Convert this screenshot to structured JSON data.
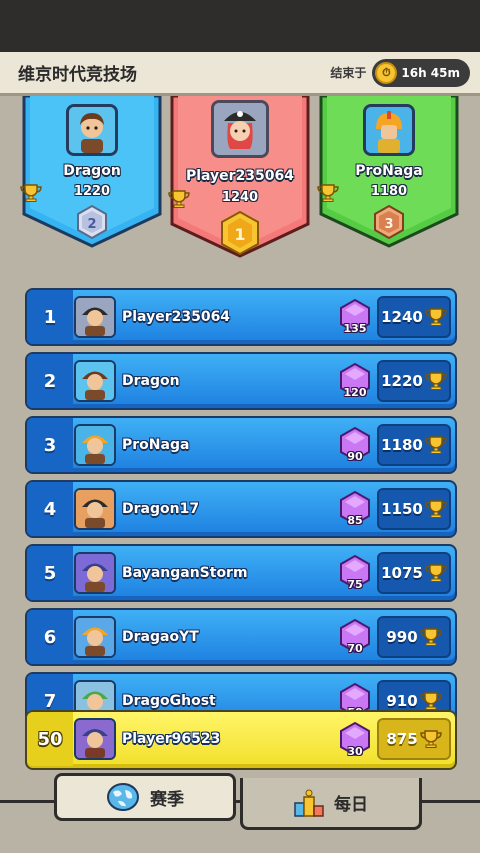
{
  "header": {
    "title": "维京时代竞技场",
    "timer_label": "结束于",
    "timer_value": "16h 45m"
  },
  "podium": [
    {
      "place": "2",
      "name": "Dragon",
      "score": "1220",
      "color": "#35b3f2"
    },
    {
      "place": "1",
      "name": "Player235064",
      "score": "1240",
      "color": "#f47a7a"
    },
    {
      "place": "3",
      "name": "ProNaga",
      "score": "1180",
      "color": "#63d84e"
    }
  ],
  "rows": [
    {
      "rank": "1",
      "name": "Player235064",
      "gems": "135",
      "score": "1240"
    },
    {
      "rank": "2",
      "name": "Dragon",
      "gems": "120",
      "score": "1220"
    },
    {
      "rank": "3",
      "name": "ProNaga",
      "gems": "90",
      "score": "1180"
    },
    {
      "rank": "4",
      "name": "Dragon17",
      "gems": "85",
      "score": "1150"
    },
    {
      "rank": "5",
      "name": "BayanganStorm",
      "gems": "75",
      "score": "1075"
    },
    {
      "rank": "6",
      "name": "DragaoYT",
      "gems": "70",
      "score": "990"
    },
    {
      "rank": "7",
      "name": "DragoGhost",
      "gems": "50",
      "score": "910"
    }
  ],
  "me": {
    "rank": "50",
    "name": "Player96523",
    "gems": "30",
    "score": "875"
  },
  "tabs": {
    "season": "赛季",
    "daily": "每日"
  },
  "icons": {
    "trophy": "trophy-icon",
    "gem": "gem-icon",
    "clock": "clock-icon",
    "globe": "globe-icon",
    "podium": "podium-icon"
  }
}
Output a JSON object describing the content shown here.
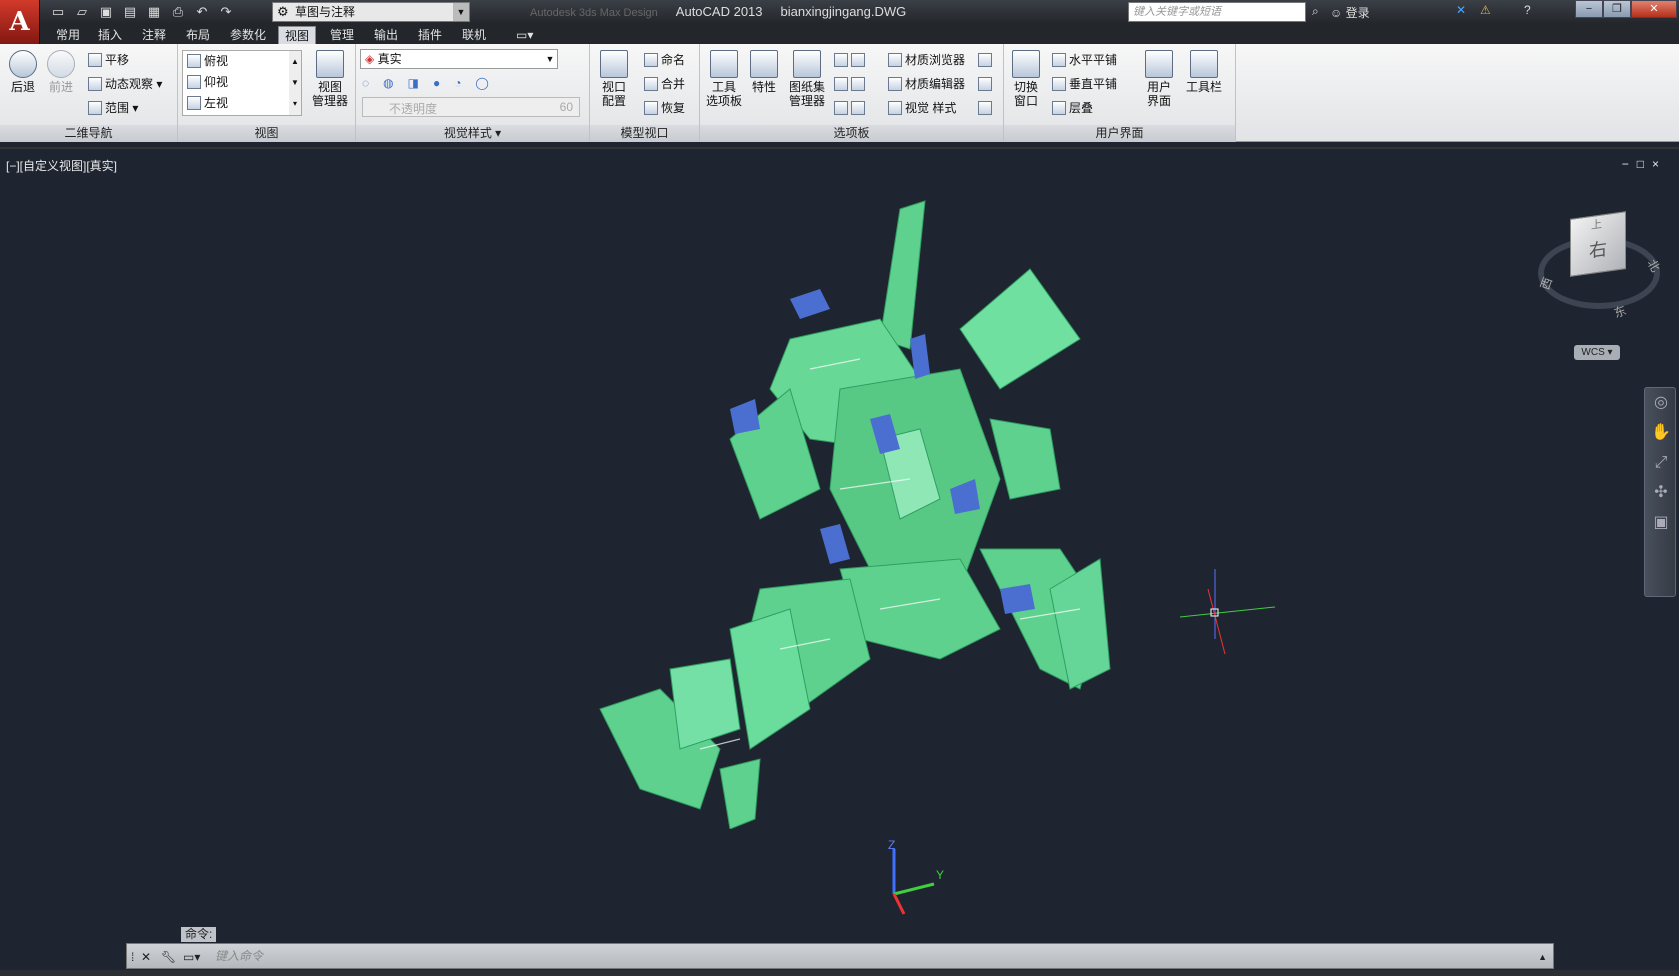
{
  "app": {
    "logo": "A",
    "title": "AutoCAD 2013",
    "filename": "bianxingjingang.DWG",
    "faded_title": "Autodesk 3ds Max Design"
  },
  "workspace": {
    "value": "草图与注释"
  },
  "search": {
    "placeholder": "键入关键字或短语"
  },
  "login": {
    "label": "登录"
  },
  "tabs": [
    {
      "label": "常用"
    },
    {
      "label": "插入"
    },
    {
      "label": "注释"
    },
    {
      "label": "布局"
    },
    {
      "label": "参数化"
    },
    {
      "label": "视图"
    },
    {
      "label": "管理"
    },
    {
      "label": "输出"
    },
    {
      "label": "插件"
    },
    {
      "label": "联机"
    }
  ],
  "panels": {
    "nav2d": {
      "title": "二维导航",
      "back": "后退",
      "forward": "前进",
      "pan": "平移",
      "orbit": "动态观察",
      "extents": "范围"
    },
    "views": {
      "title": "视图",
      "items": [
        "俯视",
        "仰视",
        "左视"
      ],
      "manager_line1": "视图",
      "manager_line2": "管理器"
    },
    "visual_styles": {
      "title": "视觉样式",
      "style": "真实",
      "opacity_label": "不透明度",
      "opacity_value": "60"
    },
    "model_viewports": {
      "title": "模型视口",
      "config_line1": "视口",
      "config_line2": "配置",
      "named": "命名",
      "join": "合并",
      "restore": "恢复"
    },
    "palettes": {
      "title": "选项板",
      "tool_line1": "工具",
      "tool_line2": "选项板",
      "properties": "特性",
      "sheetset_line1": "图纸集",
      "sheetset_line2": "管理器",
      "mat_browser": "材质浏览器",
      "mat_editor": "材质编辑器",
      "visual_styles": "视觉 样式"
    },
    "ui": {
      "title": "用户界面",
      "switch_line1": "切换",
      "switch_line2": "窗口",
      "tile_h": "水平平铺",
      "tile_v": "垂直平铺",
      "cascade": "层叠",
      "userif_line1": "用户",
      "userif_line2": "界面",
      "toolbars": "工具栏"
    }
  },
  "viewport": {
    "label": "[−][自定义视图][真实]",
    "controls": "−□×"
  },
  "viewcube": {
    "face": "右",
    "top": "上",
    "north": "北",
    "east": "东",
    "west": "西",
    "wcs": "WCS"
  },
  "ucs": {
    "z": "Z",
    "y": "Y"
  },
  "command": {
    "label": "命令:",
    "placeholder": "键入命令"
  },
  "colors": {
    "model": "#5fd18e",
    "model_dark": "#2f9e62",
    "accent_blue": "#4a6fd1",
    "background": "#1f2530"
  }
}
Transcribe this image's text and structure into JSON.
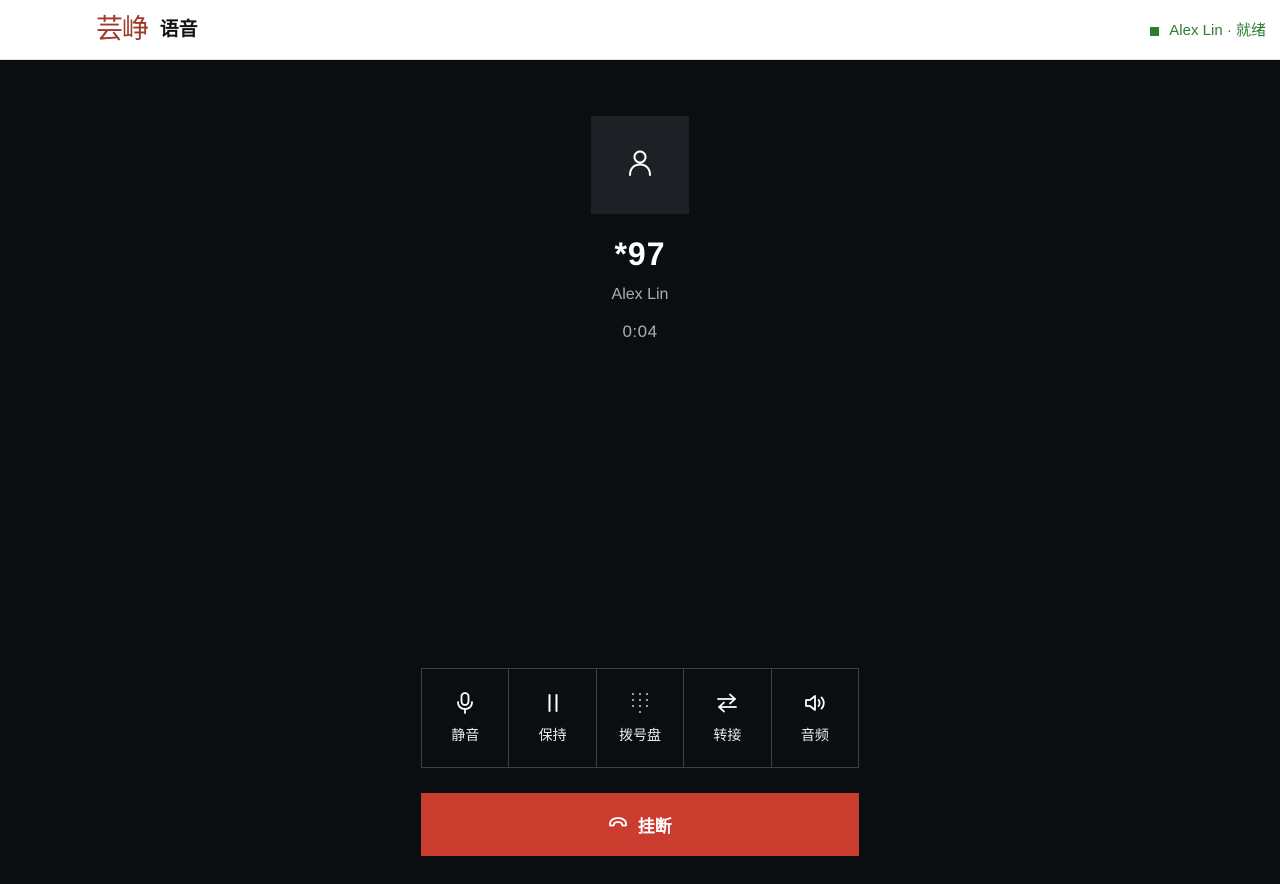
{
  "header": {
    "logo_text": "芸峥",
    "app_name": "语音",
    "status_text": "Alex Lin · 就绪",
    "status_color": "#2e7d32"
  },
  "call": {
    "avatar_icon": "user-icon",
    "number": "*97",
    "name": "Alex Lin",
    "duration": "0:04"
  },
  "controls": [
    {
      "label": "静音",
      "icon": "microphone-icon"
    },
    {
      "label": "保持",
      "icon": "pause-icon"
    },
    {
      "label": "拨号盘",
      "icon": "dialpad-icon"
    },
    {
      "label": "转接",
      "icon": "transfer-icon"
    },
    {
      "label": "音频",
      "icon": "speaker-icon"
    }
  ],
  "hangup": {
    "label": "挂断",
    "icon": "hangup-phone-icon",
    "color": "#c93c2e"
  }
}
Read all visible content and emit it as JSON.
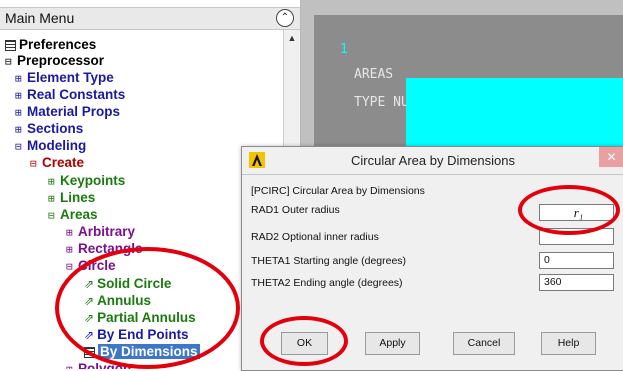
{
  "menu": {
    "title": "Main Menu",
    "collapse_icon": "double-chevron-up-icon",
    "items": [
      {
        "label": "Preferences",
        "expander": "",
        "color": "#000000"
      },
      {
        "label": "Preprocessor",
        "expander": "⊟",
        "color": "#000000"
      },
      {
        "label": "Element Type",
        "expander": "⊞",
        "color": "#1a1aa0"
      },
      {
        "label": "Real Constants",
        "expander": "⊞",
        "color": "#1a1aa0"
      },
      {
        "label": "Material Props",
        "expander": "⊞",
        "color": "#1a1aa0"
      },
      {
        "label": "Sections",
        "expander": "⊞",
        "color": "#1a1aa0"
      },
      {
        "label": "Modeling",
        "expander": "⊟",
        "color": "#1a1aa0"
      },
      {
        "label": "Create",
        "expander": "⊟",
        "color": "#b00000"
      },
      {
        "label": "Keypoints",
        "expander": "⊞",
        "color": "#1a7a10"
      },
      {
        "label": "Lines",
        "expander": "⊞",
        "color": "#1a7a10"
      },
      {
        "label": "Areas",
        "expander": "⊟",
        "color": "#1a7a10"
      },
      {
        "label": "Arbitrary",
        "expander": "⊞",
        "color": "#7a1090"
      },
      {
        "label": "Rectangle",
        "expander": "⊞",
        "color": "#7a1090"
      },
      {
        "label": "Circle",
        "expander": "⊟",
        "color": "#7a1090"
      },
      {
        "label": "Solid Circle",
        "expander": "⇗",
        "color": "#1a7a10"
      },
      {
        "label": "Annulus",
        "expander": "⇗",
        "color": "#1a7a10"
      },
      {
        "label": "Partial Annulus",
        "expander": "⇗",
        "color": "#1a7a10"
      },
      {
        "label": "By End Points",
        "expander": "⇗",
        "color": "#1a1aa0"
      },
      {
        "label": "By Dimensions",
        "expander": "",
        "color": "#ffffff",
        "selected": true
      },
      {
        "label": "Polygon",
        "expander": "⊞",
        "color": "#7a1090"
      }
    ]
  },
  "graphics": {
    "window_number": "1",
    "line1": "AREAS",
    "line2": "TYPE NUM",
    "area_color": "#00ffff"
  },
  "dialog": {
    "title": "Circular Area by Dimensions",
    "command": "[PCIRC]  Circular Area by Dimensions",
    "rows": [
      {
        "label": "RAD1   Outer radius",
        "value": "r₁"
      },
      {
        "label": "RAD2   Optional inner radius",
        "value": ""
      },
      {
        "label": "THETA1  Starting angle (degrees)",
        "value": "0"
      },
      {
        "label": "THETA2  Ending angle (degrees)",
        "value": "360"
      }
    ],
    "buttons": {
      "ok": "OK",
      "apply": "Apply",
      "cancel": "Cancel",
      "help": "Help"
    },
    "close_icon": "close-icon"
  },
  "annotation_color": "#e2000c"
}
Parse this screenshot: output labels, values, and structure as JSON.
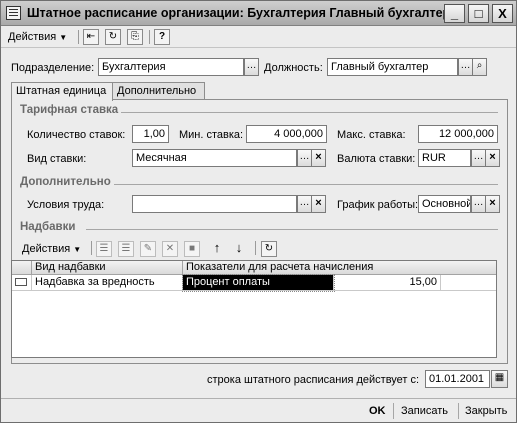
{
  "window": {
    "title": "Штатное расписание организации: Бухгалтерия Главный бухгалтер",
    "controls": {
      "minimize": "_",
      "maximize": "□",
      "close": "X"
    }
  },
  "toolbar": {
    "actions_menu": "Действия",
    "help_label": "?"
  },
  "header": {
    "department_label": "Подразделение:",
    "department_value": "Бухгалтерия",
    "position_label": "Должность:",
    "position_value": "Главный бухгалтер"
  },
  "tabs": [
    "Штатная единица",
    "Дополнительно"
  ],
  "tariff": {
    "section_title": "Тарифная ставка",
    "rates_count_label": "Количество ставок:",
    "rates_count_value": "1,00",
    "min_rate_label": "Мин. ставка:",
    "min_rate_value": "4 000,000",
    "max_rate_label": "Макс. ставка:",
    "max_rate_value": "12 000,000",
    "rate_type_label": "Вид ставки:",
    "rate_type_value": "Месячная",
    "currency_label": "Валюта ставки:",
    "currency_value": "RUR"
  },
  "additional": {
    "section_title": "Дополнительно",
    "work_conditions_label": "Условия труда:",
    "work_conditions_value": "",
    "schedule_label": "График работы:",
    "schedule_value": "Основной"
  },
  "allowances": {
    "section_title": "Надбавки",
    "actions_menu": "Действия",
    "columns": [
      "Вид надбавки",
      "Показатели для расчета начисления"
    ],
    "rows": [
      {
        "type": "Надбавка за вредность",
        "indicator": "Процент оплаты",
        "value": "15,00"
      }
    ]
  },
  "footer": {
    "effective_label": "строка штатного расписания действует с:",
    "effective_date": "01.01.2001"
  },
  "buttons": {
    "ok": "OK",
    "save": "Записать",
    "close": "Закрыть"
  }
}
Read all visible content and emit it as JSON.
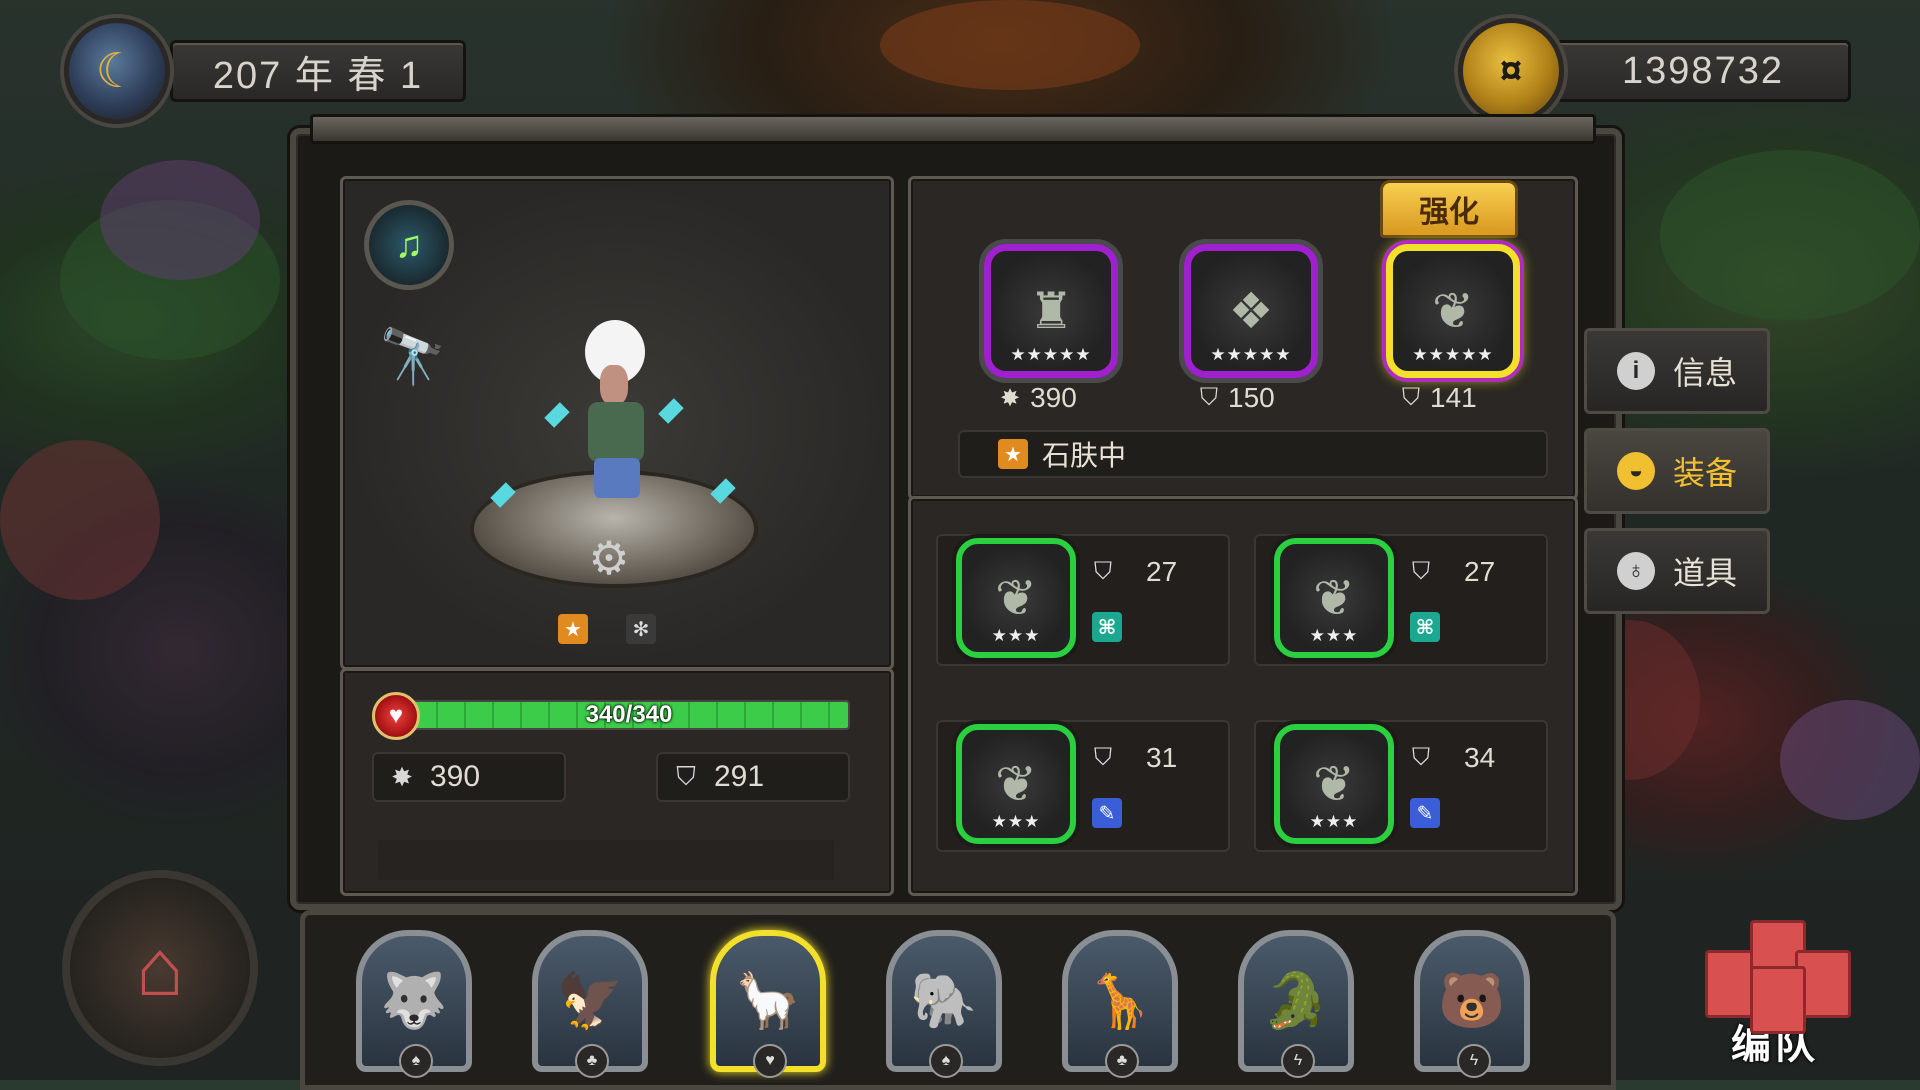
{
  "header": {
    "date": "207 年 春 1",
    "gold": "1398732"
  },
  "hero": {
    "hp": "340/340",
    "hp_fraction": 1.0,
    "attack": "390",
    "defense": "291"
  },
  "equipment": {
    "enhance_label": "强化",
    "slots": [
      {
        "stat_value": "390",
        "stat_icon": "attack-icon",
        "rarity": "purple",
        "stars": "★★★★★"
      },
      {
        "stat_value": "150",
        "stat_icon": "shield-icon",
        "rarity": "purple",
        "stars": "★★★★★"
      },
      {
        "stat_value": "141",
        "stat_icon": "shield-icon",
        "rarity": "purple",
        "stars": "★★★★★",
        "selected": true
      }
    ],
    "state_text": "石肤中"
  },
  "inventory": [
    {
      "value": "27",
      "stars": "★★★",
      "badge": "teal"
    },
    {
      "value": "27",
      "stars": "★★★",
      "badge": "teal"
    },
    {
      "value": "31",
      "stars": "★★★",
      "badge": "blue"
    },
    {
      "value": "34",
      "stars": "★★★",
      "badge": "blue"
    }
  ],
  "side_tabs": [
    {
      "label": "信息",
      "icon": "info-icon"
    },
    {
      "label": "装备",
      "icon": "helmet-icon",
      "active": true
    },
    {
      "label": "道具",
      "icon": "potion-icon"
    }
  ],
  "team_button": "编队",
  "colors": {
    "rarity_purple": "#a020d0",
    "rarity_green": "#2ad040",
    "selected": "#f2e02a",
    "hp": "#3dcc4a",
    "active_tab": "#f0c030"
  }
}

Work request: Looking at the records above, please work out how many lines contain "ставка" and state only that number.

Result of this task: 3